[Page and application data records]
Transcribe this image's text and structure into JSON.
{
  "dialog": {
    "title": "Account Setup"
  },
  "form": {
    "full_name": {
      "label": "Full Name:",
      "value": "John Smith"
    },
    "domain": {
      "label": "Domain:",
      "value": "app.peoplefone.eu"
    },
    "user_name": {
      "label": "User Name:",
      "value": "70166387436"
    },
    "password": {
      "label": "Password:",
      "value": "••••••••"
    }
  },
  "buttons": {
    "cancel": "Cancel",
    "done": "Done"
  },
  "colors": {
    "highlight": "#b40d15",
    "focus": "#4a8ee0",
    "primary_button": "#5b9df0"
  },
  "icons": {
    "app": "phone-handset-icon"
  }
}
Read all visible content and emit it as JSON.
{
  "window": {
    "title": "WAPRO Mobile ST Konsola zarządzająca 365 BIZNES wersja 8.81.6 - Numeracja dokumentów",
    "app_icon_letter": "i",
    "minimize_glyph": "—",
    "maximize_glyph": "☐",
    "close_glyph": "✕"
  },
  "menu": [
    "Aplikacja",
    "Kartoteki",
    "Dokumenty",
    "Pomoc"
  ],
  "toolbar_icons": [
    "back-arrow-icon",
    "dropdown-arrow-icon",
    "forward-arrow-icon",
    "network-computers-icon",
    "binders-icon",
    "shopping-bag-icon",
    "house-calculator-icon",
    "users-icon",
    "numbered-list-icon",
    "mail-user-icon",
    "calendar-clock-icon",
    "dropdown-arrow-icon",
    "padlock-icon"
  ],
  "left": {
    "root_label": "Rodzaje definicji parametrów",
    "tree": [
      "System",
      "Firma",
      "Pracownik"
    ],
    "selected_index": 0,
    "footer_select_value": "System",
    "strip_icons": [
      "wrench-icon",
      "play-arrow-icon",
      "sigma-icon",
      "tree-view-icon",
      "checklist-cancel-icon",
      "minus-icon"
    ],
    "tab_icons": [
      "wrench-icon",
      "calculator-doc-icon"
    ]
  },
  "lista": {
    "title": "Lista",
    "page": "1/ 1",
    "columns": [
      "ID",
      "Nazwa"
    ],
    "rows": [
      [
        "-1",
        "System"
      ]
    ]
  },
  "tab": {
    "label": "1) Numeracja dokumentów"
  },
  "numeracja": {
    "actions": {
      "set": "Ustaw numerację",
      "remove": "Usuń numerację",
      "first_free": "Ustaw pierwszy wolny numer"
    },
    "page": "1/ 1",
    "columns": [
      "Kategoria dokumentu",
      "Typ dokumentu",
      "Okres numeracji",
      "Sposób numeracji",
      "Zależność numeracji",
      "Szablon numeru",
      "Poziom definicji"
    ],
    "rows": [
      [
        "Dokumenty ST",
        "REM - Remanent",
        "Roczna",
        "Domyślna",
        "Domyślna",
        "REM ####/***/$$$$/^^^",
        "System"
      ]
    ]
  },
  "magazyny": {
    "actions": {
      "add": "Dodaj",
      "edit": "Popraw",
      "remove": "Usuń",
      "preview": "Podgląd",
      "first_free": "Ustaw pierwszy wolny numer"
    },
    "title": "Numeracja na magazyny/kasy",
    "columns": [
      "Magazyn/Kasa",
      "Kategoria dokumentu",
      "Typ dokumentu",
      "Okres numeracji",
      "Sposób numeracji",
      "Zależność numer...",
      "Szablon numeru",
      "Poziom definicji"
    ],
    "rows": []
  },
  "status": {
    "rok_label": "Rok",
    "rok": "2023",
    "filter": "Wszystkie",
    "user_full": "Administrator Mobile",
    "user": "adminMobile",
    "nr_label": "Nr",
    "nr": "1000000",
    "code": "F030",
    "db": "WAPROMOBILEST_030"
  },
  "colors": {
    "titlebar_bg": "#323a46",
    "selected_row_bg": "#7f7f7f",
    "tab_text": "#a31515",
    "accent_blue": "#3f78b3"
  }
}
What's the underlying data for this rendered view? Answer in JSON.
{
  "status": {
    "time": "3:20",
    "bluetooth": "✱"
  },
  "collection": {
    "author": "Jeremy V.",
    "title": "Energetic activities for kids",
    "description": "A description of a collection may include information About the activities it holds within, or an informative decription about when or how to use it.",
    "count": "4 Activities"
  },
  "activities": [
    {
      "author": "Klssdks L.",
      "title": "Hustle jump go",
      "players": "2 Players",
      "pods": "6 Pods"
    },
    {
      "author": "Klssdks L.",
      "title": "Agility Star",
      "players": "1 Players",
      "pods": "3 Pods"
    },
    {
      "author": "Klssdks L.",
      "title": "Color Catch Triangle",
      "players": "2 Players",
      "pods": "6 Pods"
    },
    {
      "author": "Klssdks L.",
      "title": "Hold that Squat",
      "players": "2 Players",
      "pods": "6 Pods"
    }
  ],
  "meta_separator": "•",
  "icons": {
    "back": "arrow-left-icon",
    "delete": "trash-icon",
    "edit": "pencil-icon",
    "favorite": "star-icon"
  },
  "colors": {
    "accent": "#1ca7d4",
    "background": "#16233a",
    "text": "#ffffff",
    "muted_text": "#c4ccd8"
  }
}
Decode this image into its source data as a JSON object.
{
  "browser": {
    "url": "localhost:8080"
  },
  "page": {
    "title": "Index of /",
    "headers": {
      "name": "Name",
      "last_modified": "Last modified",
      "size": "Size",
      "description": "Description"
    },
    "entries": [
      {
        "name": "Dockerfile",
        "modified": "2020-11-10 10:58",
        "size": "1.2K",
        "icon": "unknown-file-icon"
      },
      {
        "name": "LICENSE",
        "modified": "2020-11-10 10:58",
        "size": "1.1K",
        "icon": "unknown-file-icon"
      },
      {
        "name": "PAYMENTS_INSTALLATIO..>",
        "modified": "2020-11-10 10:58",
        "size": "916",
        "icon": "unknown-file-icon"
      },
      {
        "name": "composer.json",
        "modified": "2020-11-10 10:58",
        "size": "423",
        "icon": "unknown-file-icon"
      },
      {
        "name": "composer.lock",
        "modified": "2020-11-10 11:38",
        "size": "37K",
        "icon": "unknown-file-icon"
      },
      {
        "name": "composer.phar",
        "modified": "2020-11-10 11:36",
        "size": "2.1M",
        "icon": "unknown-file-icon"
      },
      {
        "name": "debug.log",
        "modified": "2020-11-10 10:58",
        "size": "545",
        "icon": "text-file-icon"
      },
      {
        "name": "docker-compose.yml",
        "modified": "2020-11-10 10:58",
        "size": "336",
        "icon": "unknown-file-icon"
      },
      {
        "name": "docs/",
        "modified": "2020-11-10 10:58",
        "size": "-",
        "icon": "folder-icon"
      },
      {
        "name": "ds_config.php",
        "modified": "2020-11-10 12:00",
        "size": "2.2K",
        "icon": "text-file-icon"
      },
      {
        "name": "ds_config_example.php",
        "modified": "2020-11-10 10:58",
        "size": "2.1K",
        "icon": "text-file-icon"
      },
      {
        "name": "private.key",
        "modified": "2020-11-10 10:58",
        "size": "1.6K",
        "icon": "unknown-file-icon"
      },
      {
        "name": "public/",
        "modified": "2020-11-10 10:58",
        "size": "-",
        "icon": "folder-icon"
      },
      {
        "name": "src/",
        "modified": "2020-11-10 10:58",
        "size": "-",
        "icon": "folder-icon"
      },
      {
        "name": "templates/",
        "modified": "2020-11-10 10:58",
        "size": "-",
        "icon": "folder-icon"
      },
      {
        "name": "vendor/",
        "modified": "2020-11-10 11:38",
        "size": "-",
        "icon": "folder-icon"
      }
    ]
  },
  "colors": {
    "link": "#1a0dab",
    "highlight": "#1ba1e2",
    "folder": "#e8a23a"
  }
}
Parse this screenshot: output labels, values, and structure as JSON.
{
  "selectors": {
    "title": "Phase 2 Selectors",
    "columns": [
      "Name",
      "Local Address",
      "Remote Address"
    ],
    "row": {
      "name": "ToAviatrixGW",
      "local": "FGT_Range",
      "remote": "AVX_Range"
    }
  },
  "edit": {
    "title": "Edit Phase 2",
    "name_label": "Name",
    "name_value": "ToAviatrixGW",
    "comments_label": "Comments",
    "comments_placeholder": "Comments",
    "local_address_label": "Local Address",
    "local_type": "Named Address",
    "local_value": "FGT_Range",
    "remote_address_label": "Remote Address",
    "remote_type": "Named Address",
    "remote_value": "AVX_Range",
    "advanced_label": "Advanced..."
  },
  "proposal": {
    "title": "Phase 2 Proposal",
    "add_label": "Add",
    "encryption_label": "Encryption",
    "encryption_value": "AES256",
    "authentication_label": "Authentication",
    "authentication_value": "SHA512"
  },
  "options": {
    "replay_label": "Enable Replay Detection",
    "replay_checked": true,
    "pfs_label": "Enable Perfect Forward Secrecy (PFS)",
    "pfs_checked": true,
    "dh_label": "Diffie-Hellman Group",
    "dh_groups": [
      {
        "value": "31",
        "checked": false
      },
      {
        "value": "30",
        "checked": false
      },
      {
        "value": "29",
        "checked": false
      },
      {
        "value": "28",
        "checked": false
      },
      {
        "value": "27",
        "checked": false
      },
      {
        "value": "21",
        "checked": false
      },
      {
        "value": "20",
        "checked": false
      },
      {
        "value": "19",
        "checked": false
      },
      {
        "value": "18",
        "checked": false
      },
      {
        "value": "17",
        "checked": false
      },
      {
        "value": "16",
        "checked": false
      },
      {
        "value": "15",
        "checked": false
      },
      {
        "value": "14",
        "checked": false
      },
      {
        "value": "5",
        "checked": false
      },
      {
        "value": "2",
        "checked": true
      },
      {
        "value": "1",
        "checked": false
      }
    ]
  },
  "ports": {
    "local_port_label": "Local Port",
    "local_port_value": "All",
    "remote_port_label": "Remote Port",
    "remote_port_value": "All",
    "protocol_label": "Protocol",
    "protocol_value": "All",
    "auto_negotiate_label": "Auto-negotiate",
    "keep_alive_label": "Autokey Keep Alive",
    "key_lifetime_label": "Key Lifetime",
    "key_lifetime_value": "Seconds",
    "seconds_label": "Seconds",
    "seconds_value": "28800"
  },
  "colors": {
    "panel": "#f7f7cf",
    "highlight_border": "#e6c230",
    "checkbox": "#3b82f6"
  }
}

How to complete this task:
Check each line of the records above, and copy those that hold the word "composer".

Result of the task:
        "name": "composer.json",
        "name": "composer.lock",
        "name": "composer.phar",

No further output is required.